EXERCISE REQUIREMENTS:
Please find every line in the records below that contains the word "title", and copy it.

EXTRACTED INFORMATION below:

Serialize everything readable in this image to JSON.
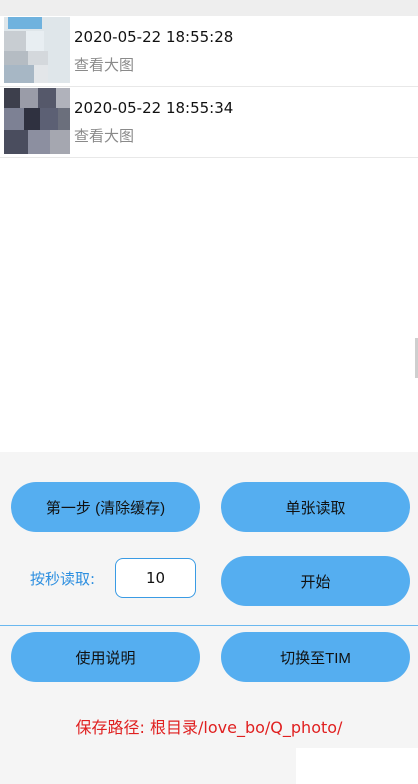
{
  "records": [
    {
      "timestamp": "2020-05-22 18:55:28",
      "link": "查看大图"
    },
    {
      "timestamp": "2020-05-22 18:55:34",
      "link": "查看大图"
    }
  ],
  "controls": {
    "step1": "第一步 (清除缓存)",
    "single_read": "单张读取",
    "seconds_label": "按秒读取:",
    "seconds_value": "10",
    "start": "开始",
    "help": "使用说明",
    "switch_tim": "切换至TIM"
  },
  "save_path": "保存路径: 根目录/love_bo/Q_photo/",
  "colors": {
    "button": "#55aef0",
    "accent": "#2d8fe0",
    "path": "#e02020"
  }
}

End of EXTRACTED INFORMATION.
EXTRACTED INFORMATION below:

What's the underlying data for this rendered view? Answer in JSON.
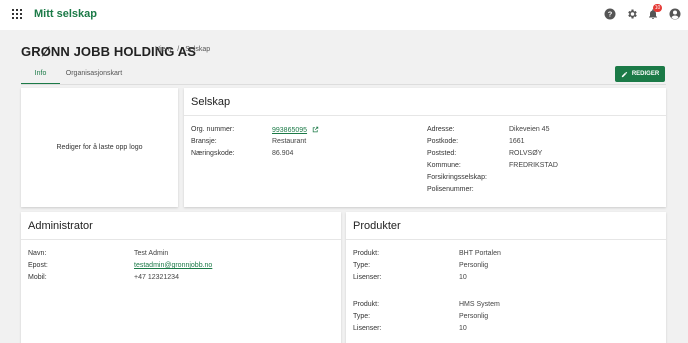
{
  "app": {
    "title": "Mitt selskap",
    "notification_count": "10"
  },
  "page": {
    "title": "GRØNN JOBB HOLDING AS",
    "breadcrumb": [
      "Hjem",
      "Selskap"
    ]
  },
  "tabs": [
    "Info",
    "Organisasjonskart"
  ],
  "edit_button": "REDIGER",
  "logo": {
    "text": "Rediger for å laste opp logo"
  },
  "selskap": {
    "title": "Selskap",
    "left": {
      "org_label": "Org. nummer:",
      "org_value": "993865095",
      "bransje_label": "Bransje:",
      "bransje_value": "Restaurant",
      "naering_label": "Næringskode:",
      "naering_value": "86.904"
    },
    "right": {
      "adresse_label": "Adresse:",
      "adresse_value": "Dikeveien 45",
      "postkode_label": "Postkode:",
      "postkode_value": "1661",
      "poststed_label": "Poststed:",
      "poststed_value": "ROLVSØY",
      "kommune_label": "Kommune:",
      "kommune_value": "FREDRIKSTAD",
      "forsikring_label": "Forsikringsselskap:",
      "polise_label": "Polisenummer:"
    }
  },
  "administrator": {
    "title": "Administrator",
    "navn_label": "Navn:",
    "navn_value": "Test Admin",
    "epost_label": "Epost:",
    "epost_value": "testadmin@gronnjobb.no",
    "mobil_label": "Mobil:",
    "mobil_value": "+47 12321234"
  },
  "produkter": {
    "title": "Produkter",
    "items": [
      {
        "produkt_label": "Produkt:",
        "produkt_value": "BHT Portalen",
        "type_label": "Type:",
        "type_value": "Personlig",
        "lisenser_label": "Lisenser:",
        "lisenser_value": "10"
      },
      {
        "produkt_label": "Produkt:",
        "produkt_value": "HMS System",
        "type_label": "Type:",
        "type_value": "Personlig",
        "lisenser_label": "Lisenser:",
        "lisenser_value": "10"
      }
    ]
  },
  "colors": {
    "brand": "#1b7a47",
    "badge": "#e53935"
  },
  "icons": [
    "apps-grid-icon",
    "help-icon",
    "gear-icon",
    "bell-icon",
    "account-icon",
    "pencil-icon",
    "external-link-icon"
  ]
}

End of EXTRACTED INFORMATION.
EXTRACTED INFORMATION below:

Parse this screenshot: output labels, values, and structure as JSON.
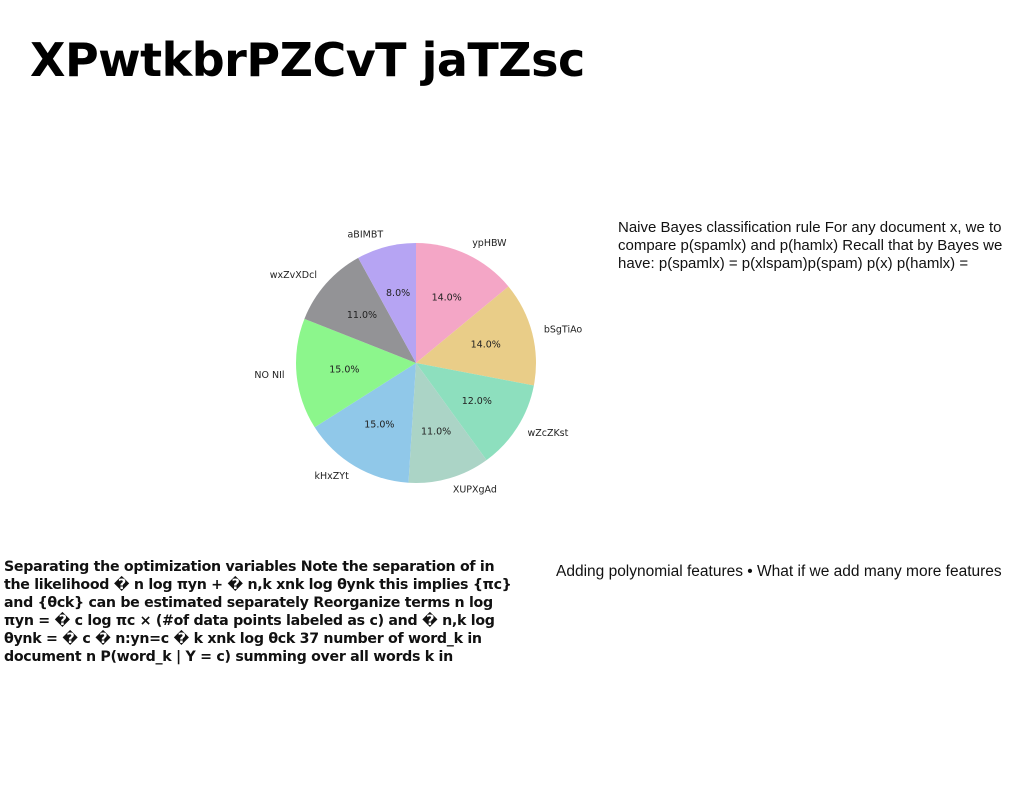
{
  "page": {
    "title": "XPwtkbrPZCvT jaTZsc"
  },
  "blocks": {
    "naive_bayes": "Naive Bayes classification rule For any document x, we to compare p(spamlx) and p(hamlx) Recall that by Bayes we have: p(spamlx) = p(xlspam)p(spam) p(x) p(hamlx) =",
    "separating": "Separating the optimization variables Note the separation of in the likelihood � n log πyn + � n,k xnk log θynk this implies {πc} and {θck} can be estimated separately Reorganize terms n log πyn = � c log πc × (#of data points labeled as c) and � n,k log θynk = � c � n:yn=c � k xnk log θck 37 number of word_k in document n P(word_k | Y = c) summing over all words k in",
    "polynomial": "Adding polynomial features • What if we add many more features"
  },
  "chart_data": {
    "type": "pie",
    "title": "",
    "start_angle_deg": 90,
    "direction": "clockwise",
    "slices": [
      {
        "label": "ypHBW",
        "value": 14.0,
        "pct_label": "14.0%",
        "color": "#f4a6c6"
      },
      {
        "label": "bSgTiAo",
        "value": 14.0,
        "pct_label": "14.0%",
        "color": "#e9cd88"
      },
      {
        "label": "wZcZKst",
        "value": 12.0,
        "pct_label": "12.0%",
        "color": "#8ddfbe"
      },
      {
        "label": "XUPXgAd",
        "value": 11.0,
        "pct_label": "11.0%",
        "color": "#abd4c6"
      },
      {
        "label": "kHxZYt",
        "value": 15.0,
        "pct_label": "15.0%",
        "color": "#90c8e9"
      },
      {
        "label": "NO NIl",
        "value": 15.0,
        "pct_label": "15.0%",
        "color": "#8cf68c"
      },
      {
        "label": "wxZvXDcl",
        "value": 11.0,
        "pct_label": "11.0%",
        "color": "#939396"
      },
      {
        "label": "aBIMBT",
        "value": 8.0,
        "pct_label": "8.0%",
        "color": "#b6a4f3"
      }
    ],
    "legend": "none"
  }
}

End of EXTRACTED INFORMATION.

OUTPUT FOR THIS EXERCISE:
    "title": "Mitt selskap",
    "title": "GRØNN JOBB HOLDING AS",
    "title": "Selskap",
    "title": "Administrator",
    "title": "Produkter",
    "title": "XPwtkbrPZCvT jaTZsc"
    "title": "",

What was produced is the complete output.